Judiciary Police (PJ) Director Wong Sio Chak announced Tuesday that the number of scam-related crimes increased drastically in 2013, with phone scams increasing from 14 in 2012 to 133 last year while Internet scams rose by 93 percent from 175 cases in 2012 to 338 last year.
Wong made the statement in the PJ headquarters, as he summed up Macau’s crime rates for 2013, commenting that this clearly shows that citizens need to be more vigilant, alert and need to think clearly when facing unforeseen situations and make the right judgments.
In addition, he also noted that the number of crimes that took place in casinos also increased from about 2,000 cases in 2012 to nearly 2,600 cases in 2013, with most of them being thefts.
Wong suggested it is likely due to the increase in the number of gamblers visiting Macau. “As the gaming industry continues to grow… with the opening of another three to four casinos in 2016, we are prepared to enforce the law … to be more efficient [tackling gaming-related crimes].”
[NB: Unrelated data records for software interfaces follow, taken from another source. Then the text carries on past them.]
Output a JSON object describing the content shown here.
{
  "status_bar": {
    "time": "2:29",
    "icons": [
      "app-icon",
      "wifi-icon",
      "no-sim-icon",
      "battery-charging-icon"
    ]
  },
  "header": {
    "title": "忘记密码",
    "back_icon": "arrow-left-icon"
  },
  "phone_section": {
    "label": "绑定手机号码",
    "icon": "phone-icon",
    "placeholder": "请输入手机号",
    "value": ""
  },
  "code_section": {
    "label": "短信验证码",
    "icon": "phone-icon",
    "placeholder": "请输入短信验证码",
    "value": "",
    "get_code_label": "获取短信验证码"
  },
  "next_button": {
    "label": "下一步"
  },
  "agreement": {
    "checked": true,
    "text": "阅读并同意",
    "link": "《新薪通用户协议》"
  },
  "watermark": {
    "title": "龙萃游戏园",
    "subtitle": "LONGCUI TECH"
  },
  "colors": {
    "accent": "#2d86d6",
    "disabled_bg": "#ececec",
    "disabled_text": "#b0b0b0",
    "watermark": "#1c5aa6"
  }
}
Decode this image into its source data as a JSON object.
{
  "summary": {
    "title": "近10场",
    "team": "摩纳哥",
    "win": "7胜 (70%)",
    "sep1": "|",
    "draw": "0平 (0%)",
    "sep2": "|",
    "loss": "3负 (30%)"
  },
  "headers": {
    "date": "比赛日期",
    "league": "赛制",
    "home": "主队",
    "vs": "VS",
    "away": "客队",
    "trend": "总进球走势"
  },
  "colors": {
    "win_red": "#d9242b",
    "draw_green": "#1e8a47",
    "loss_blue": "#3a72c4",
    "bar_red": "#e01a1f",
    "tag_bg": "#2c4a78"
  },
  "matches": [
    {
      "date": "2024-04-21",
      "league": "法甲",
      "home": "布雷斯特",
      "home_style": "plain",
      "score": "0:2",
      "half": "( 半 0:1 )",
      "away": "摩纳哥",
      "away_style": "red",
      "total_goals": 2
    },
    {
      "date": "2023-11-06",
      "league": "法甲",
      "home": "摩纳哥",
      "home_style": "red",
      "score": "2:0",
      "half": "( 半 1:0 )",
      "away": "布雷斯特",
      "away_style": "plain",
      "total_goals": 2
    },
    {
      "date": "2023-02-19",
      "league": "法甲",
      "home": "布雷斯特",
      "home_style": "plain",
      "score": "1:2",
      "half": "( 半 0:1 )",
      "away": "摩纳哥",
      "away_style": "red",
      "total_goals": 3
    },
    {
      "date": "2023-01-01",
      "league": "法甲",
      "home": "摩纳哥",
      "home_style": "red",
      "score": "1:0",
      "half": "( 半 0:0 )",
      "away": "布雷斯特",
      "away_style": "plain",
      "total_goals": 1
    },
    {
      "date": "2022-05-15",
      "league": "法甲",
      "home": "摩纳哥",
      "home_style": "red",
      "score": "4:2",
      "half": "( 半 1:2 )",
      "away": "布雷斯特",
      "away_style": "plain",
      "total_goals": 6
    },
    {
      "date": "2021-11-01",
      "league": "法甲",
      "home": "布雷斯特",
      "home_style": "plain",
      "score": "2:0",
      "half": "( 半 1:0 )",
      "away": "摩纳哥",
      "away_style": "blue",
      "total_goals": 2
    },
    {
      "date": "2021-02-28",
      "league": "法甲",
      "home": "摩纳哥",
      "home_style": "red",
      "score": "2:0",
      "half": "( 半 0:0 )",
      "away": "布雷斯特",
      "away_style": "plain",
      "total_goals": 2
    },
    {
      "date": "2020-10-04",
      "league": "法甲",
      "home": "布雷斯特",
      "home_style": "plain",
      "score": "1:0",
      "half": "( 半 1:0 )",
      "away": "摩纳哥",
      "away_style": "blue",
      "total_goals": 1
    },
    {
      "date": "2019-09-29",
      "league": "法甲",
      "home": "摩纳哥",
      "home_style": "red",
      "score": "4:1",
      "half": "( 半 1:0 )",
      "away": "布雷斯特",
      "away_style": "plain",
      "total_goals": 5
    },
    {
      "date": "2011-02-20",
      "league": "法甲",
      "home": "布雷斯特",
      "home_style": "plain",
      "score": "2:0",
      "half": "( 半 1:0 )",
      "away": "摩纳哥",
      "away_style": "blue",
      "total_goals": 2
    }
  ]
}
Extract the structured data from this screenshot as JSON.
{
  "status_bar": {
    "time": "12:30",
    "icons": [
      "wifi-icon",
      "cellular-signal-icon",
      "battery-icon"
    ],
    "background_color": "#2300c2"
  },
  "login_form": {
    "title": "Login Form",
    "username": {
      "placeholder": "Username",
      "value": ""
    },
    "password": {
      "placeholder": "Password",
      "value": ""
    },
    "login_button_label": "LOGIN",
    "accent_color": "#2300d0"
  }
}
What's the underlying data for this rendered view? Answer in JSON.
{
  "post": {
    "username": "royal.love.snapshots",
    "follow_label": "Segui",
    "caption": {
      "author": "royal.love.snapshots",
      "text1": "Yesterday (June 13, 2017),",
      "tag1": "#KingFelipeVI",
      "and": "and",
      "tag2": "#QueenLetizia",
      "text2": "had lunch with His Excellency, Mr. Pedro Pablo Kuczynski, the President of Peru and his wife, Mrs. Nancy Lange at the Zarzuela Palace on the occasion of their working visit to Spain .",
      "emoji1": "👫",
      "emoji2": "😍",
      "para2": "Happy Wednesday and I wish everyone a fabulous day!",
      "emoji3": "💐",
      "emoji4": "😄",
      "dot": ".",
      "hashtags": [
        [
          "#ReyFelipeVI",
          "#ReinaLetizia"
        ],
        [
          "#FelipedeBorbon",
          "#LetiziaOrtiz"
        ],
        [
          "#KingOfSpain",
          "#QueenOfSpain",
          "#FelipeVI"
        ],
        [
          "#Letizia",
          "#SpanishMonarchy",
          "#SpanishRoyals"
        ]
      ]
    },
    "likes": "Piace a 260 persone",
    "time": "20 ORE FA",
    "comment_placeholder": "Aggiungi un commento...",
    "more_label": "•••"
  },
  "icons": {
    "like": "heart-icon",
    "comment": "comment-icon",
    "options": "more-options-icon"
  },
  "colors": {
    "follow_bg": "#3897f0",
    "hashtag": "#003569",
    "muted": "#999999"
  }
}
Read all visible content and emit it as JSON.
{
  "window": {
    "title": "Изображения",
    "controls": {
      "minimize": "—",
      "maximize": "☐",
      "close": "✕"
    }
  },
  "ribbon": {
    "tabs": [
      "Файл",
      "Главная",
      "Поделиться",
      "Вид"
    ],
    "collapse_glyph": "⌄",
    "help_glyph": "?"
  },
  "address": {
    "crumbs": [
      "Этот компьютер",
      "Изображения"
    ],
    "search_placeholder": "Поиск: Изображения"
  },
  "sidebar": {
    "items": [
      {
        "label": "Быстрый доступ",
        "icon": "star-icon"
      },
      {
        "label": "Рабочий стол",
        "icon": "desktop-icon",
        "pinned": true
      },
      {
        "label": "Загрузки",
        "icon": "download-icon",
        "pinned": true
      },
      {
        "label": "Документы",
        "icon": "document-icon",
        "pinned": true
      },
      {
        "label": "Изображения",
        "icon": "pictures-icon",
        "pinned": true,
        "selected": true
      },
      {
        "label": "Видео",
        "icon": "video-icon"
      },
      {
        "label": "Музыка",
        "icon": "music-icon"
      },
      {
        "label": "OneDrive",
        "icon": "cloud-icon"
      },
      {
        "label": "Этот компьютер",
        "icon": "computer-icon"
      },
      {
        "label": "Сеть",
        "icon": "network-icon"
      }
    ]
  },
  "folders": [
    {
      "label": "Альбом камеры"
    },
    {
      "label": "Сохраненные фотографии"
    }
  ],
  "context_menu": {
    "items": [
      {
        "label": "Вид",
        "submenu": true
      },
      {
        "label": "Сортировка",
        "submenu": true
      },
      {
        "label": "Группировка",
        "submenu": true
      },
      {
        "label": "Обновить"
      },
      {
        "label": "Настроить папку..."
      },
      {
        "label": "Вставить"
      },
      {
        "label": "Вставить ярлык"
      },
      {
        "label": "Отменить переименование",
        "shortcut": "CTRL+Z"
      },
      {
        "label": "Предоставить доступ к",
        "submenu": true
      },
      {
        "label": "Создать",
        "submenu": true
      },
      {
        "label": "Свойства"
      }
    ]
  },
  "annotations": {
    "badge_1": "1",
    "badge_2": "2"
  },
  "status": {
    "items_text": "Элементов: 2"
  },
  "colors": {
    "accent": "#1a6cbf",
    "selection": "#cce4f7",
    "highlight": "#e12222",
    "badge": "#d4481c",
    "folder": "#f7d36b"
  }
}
Meanwhile, Wong disclosed that police have obtained information on the counterfeit HK$ 1,000 bank of the bogus notes.
On the issue of human trafficking, Wong commented while a majority of the victims were tricked into coming to Macau to work in the sex industry, a number of them came of their own free will only to find that their bosses would not allow them to leave when they wanted, adding that some of the victims were transferred to the Social Welfare Bureau (IAS) but they refused help. He indicated that the issue might not be as serious as suggested.
Asked about the prospect of imposing a measure requiring netizens to use their real identities when making statements or comments online, Wong said police had been aware that while some might welcome the proposal, a sizeable number of people are opposed to the idea due to fears that their privacy will be breached. However, Wong did not specifically say that police had dropped the plan, only saying he respected public opinion.
In addition, reporters enquired about the possibility that he may succeed Cheong Kuoc Va as the next Secretary for Security, but Wong did not give a definite answer regarding the validity of such report, only replying that his heart is with the Judiciary Police and he cherished his time there, saying he feels his work has been recognised and supported by his peers.(macaunews)